Heterogeneous computing platforms, and the NPU cores used within them, have been optimized for performance on most CNNs. Since most CNNs do not have any softmax or normalization operators in the middle of the network, most NPUs have been designed to optimize for only the convolutional compute which is just basic linear algebra.
NPUs have optimized for these multiply-accumulate (MAC) operations that constitute linear algebra math with great success and heterogeneous computing platforms that use these NPUs have excelled at running CNNs because there’s very infrequent, if any, data movement between compute nodes during inference. The entire inference program can be easily pipelined into three stages:
Heterogeneous computing platforms can hide most of the expensive memory-movement operations in these types of programs by pipelining the compute. Latency, or the time it takes to run the first inference, may be long, but throughput, the time it takes to run inference on average, is only limited by the slowest stage in this pipeline.
This runtime strategy, when applied to ViT architectures, creates a pipeline that requires frequent data movement between the different compute nodes:
This frequent movement of intermediate tensors between different compute nodes results in complex scheduling algorithms and significant overhead. This overhead of moving data between compute nodes substantially reduces the runtime efficiency of a model and burns excessive power. In AI SoC targeting power-sensitive edge applications, those extra memory-movement operations may render the system unviable.
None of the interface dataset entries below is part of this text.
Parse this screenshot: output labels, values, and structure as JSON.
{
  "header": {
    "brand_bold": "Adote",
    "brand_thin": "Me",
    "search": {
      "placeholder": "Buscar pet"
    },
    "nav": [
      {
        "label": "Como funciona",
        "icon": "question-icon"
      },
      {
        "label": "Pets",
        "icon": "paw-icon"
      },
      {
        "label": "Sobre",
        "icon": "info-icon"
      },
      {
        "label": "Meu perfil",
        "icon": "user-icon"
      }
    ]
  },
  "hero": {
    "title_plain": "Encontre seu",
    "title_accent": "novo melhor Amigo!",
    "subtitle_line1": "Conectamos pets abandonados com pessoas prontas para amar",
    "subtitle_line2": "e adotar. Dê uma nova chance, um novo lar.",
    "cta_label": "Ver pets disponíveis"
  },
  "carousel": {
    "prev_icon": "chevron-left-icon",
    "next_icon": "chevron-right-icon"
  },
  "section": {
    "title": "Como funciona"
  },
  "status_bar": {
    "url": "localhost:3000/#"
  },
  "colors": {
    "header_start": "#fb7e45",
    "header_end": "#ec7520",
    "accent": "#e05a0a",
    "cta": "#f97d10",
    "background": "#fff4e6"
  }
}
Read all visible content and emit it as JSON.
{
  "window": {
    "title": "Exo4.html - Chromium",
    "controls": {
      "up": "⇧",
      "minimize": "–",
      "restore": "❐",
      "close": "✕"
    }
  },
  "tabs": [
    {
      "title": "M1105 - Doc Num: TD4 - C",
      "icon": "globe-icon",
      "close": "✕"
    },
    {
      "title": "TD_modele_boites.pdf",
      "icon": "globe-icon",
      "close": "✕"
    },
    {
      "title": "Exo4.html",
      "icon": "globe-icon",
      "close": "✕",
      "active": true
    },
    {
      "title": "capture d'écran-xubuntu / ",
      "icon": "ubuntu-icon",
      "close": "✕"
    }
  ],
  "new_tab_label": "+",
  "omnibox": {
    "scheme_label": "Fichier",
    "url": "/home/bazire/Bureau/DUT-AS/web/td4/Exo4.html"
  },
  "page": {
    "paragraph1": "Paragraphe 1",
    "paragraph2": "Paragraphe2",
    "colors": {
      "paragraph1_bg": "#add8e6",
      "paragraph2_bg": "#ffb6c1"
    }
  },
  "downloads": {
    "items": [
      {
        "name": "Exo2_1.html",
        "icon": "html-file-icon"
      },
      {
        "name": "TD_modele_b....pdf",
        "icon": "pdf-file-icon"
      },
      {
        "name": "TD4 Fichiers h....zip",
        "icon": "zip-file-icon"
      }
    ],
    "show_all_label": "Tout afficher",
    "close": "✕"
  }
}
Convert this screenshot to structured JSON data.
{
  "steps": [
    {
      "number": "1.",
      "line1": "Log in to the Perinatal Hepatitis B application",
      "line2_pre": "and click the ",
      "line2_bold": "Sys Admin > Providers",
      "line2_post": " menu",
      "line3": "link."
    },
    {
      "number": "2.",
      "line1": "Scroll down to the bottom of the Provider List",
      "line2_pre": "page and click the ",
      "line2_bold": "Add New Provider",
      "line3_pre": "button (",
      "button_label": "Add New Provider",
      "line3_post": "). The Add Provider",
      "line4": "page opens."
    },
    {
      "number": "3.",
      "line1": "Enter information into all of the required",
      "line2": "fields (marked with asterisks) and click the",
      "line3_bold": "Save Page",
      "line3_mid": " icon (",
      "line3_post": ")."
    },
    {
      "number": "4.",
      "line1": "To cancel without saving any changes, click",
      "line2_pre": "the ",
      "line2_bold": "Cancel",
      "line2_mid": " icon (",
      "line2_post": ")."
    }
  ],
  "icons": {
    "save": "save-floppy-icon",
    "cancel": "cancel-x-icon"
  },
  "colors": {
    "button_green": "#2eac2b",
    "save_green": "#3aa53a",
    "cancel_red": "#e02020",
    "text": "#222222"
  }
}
Optimizing AI SoCs for performance on CNNs has enabled a lack of curiosity surrounding how to accelerate inference broadly. Heterogeneous computing platforms are using existing hardware IP and optimizing it for performance on AI tasks using complex software tricks. The only new hardware block that has been invented to address AI applications is the NPU and it was assumed that the only operations it would need to accelerate were MAC operations that make up the convolutional and dense layers in the middle of CNNs. The pervasiveness of this mindset can be seen by some NPU developers reporting model complexity in number of MAC operations. If MAC counts alone were indicative of a model’s complexity, ViTs would not be so challenging to run on AI SoCs that are optimized with these assumptions.
The SoC for AI applications that most easily adapts to new model architectures, like vision transformers, will win in the market long-term because: